Pitching-wise, he really likes the new low-seam ball.
"I love the new ball because I think I get more movement on my fastball and it also seems like it adds a little velocity to my fastball," said Riley, who consistently threw 90-94 miles per hour in his first outing at the 17u WWBA tournament. "My two-seam fastball moves more. It runs down and away from the hitters. That has helped me get a lot of groundball outs.
"But it doesn't affect the off-speed pitches in a positive way because you can't get as good of a feel of the grip and the rotation (that you want). I think you just have to get used to where the release point needs to be."
He used the low-seam ball at the Perfect Game National Showcase tournament and saw a spike in his velo there as well.
"At the Perfect Game National (tournament) I was (consistently) 92-93," said Riley. "And I was using the low-seam ball there as well. I don't really know why it is faster, maybe the wind doesn't catch it as much as it did the high-seam ball."
Hitting-wise, he doesn't think the low-seam ball will affect him that much. Like with the high-seam ball, he just has to watch the pitcher and adjust to what he sees from him.
"Just like any other hitter, when you are on-deck you have to read the pitcher, see where the ball is coming out of his hand," said Riley.
Another fact that he likes about the new ball is that it is very similar to what is used in the pros, primarily in the minor leagues.

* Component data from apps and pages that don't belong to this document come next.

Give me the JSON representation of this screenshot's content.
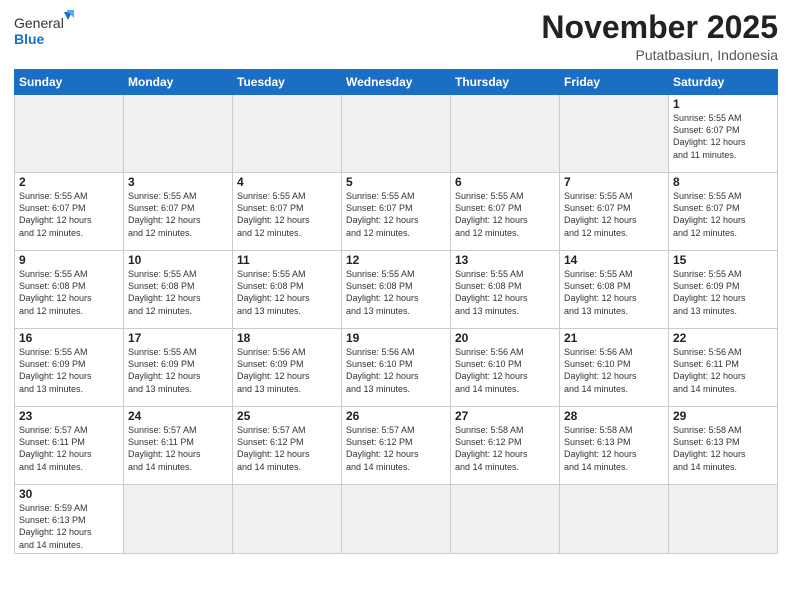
{
  "logo": {
    "general": "General",
    "blue": "Blue"
  },
  "header": {
    "month": "November 2025",
    "location": "Putatbasiun, Indonesia"
  },
  "weekdays": [
    "Sunday",
    "Monday",
    "Tuesday",
    "Wednesday",
    "Thursday",
    "Friday",
    "Saturday"
  ],
  "weeks": [
    [
      {
        "day": "",
        "info": ""
      },
      {
        "day": "",
        "info": ""
      },
      {
        "day": "",
        "info": ""
      },
      {
        "day": "",
        "info": ""
      },
      {
        "day": "",
        "info": ""
      },
      {
        "day": "",
        "info": ""
      },
      {
        "day": "1",
        "info": "Sunrise: 5:55 AM\nSunset: 6:07 PM\nDaylight: 12 hours\nand 11 minutes."
      }
    ],
    [
      {
        "day": "2",
        "info": "Sunrise: 5:55 AM\nSunset: 6:07 PM\nDaylight: 12 hours\nand 12 minutes."
      },
      {
        "day": "3",
        "info": "Sunrise: 5:55 AM\nSunset: 6:07 PM\nDaylight: 12 hours\nand 12 minutes."
      },
      {
        "day": "4",
        "info": "Sunrise: 5:55 AM\nSunset: 6:07 PM\nDaylight: 12 hours\nand 12 minutes."
      },
      {
        "day": "5",
        "info": "Sunrise: 5:55 AM\nSunset: 6:07 PM\nDaylight: 12 hours\nand 12 minutes."
      },
      {
        "day": "6",
        "info": "Sunrise: 5:55 AM\nSunset: 6:07 PM\nDaylight: 12 hours\nand 12 minutes."
      },
      {
        "day": "7",
        "info": "Sunrise: 5:55 AM\nSunset: 6:07 PM\nDaylight: 12 hours\nand 12 minutes."
      },
      {
        "day": "8",
        "info": "Sunrise: 5:55 AM\nSunset: 6:07 PM\nDaylight: 12 hours\nand 12 minutes."
      }
    ],
    [
      {
        "day": "9",
        "info": "Sunrise: 5:55 AM\nSunset: 6:08 PM\nDaylight: 12 hours\nand 12 minutes."
      },
      {
        "day": "10",
        "info": "Sunrise: 5:55 AM\nSunset: 6:08 PM\nDaylight: 12 hours\nand 12 minutes."
      },
      {
        "day": "11",
        "info": "Sunrise: 5:55 AM\nSunset: 6:08 PM\nDaylight: 12 hours\nand 13 minutes."
      },
      {
        "day": "12",
        "info": "Sunrise: 5:55 AM\nSunset: 6:08 PM\nDaylight: 12 hours\nand 13 minutes."
      },
      {
        "day": "13",
        "info": "Sunrise: 5:55 AM\nSunset: 6:08 PM\nDaylight: 12 hours\nand 13 minutes."
      },
      {
        "day": "14",
        "info": "Sunrise: 5:55 AM\nSunset: 6:08 PM\nDaylight: 12 hours\nand 13 minutes."
      },
      {
        "day": "15",
        "info": "Sunrise: 5:55 AM\nSunset: 6:09 PM\nDaylight: 12 hours\nand 13 minutes."
      }
    ],
    [
      {
        "day": "16",
        "info": "Sunrise: 5:55 AM\nSunset: 6:09 PM\nDaylight: 12 hours\nand 13 minutes."
      },
      {
        "day": "17",
        "info": "Sunrise: 5:55 AM\nSunset: 6:09 PM\nDaylight: 12 hours\nand 13 minutes."
      },
      {
        "day": "18",
        "info": "Sunrise: 5:56 AM\nSunset: 6:09 PM\nDaylight: 12 hours\nand 13 minutes."
      },
      {
        "day": "19",
        "info": "Sunrise: 5:56 AM\nSunset: 6:10 PM\nDaylight: 12 hours\nand 13 minutes."
      },
      {
        "day": "20",
        "info": "Sunrise: 5:56 AM\nSunset: 6:10 PM\nDaylight: 12 hours\nand 14 minutes."
      },
      {
        "day": "21",
        "info": "Sunrise: 5:56 AM\nSunset: 6:10 PM\nDaylight: 12 hours\nand 14 minutes."
      },
      {
        "day": "22",
        "info": "Sunrise: 5:56 AM\nSunset: 6:11 PM\nDaylight: 12 hours\nand 14 minutes."
      }
    ],
    [
      {
        "day": "23",
        "info": "Sunrise: 5:57 AM\nSunset: 6:11 PM\nDaylight: 12 hours\nand 14 minutes."
      },
      {
        "day": "24",
        "info": "Sunrise: 5:57 AM\nSunset: 6:11 PM\nDaylight: 12 hours\nand 14 minutes."
      },
      {
        "day": "25",
        "info": "Sunrise: 5:57 AM\nSunset: 6:12 PM\nDaylight: 12 hours\nand 14 minutes."
      },
      {
        "day": "26",
        "info": "Sunrise: 5:57 AM\nSunset: 6:12 PM\nDaylight: 12 hours\nand 14 minutes."
      },
      {
        "day": "27",
        "info": "Sunrise: 5:58 AM\nSunset: 6:12 PM\nDaylight: 12 hours\nand 14 minutes."
      },
      {
        "day": "28",
        "info": "Sunrise: 5:58 AM\nSunset: 6:13 PM\nDaylight: 12 hours\nand 14 minutes."
      },
      {
        "day": "29",
        "info": "Sunrise: 5:58 AM\nSunset: 6:13 PM\nDaylight: 12 hours\nand 14 minutes."
      }
    ],
    [
      {
        "day": "30",
        "info": "Sunrise: 5:59 AM\nSunset: 6:13 PM\nDaylight: 12 hours\nand 14 minutes."
      },
      {
        "day": "",
        "info": ""
      },
      {
        "day": "",
        "info": ""
      },
      {
        "day": "",
        "info": ""
      },
      {
        "day": "",
        "info": ""
      },
      {
        "day": "",
        "info": ""
      },
      {
        "day": "",
        "info": ""
      }
    ]
  ]
}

"I think it will help me in the long run if or when I get drafted, whether it be out of high school or after I go to college," said Riley. "It will help because I will already be used to the ball when I play in pro ball. I won't have to make the adjustment when I play in the minor leagues."
Currently projected to be a high draft choice out of high school, Riley isn't really thinking much about that at the moment.

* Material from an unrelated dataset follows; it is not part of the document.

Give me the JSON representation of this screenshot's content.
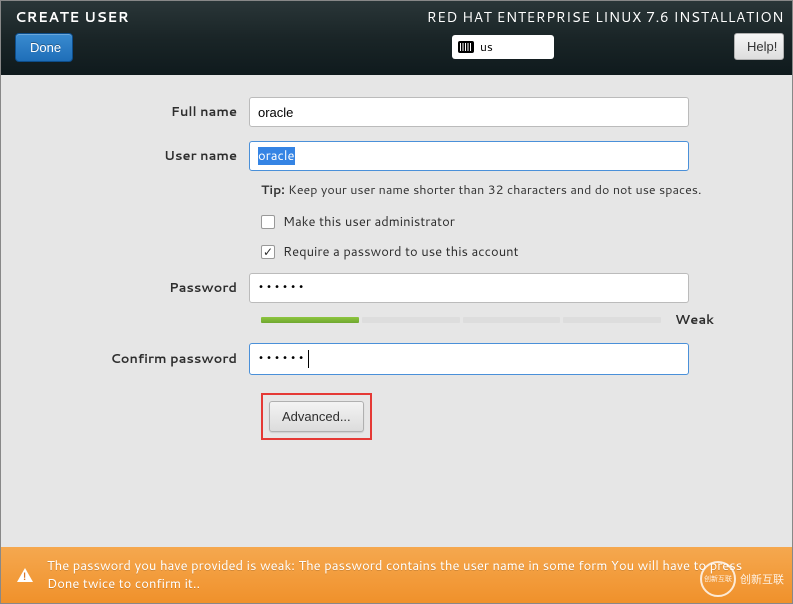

"I don't worry about the draft right now," said Riley. "I will just let it take whatever route it takes. Then, when I have to make that decision I will make it. I just go up there every day and give it my best and just play baseball."
When that time comes and if he is a high draft pick, he knows it will take a lot of money to take him away from playing at his dream school, Mississippi State.
"It would have to be a lot of money to get me away from my commitment to Mississippi State," said Riley. "My dad and I talked about it and it would take life-changing money to do that."
Gene Swindoll is the publisher of the GenesPage.com website, the source for Mississippi State sports on Scout.com sports network. You can contact him by emailing email@example.com.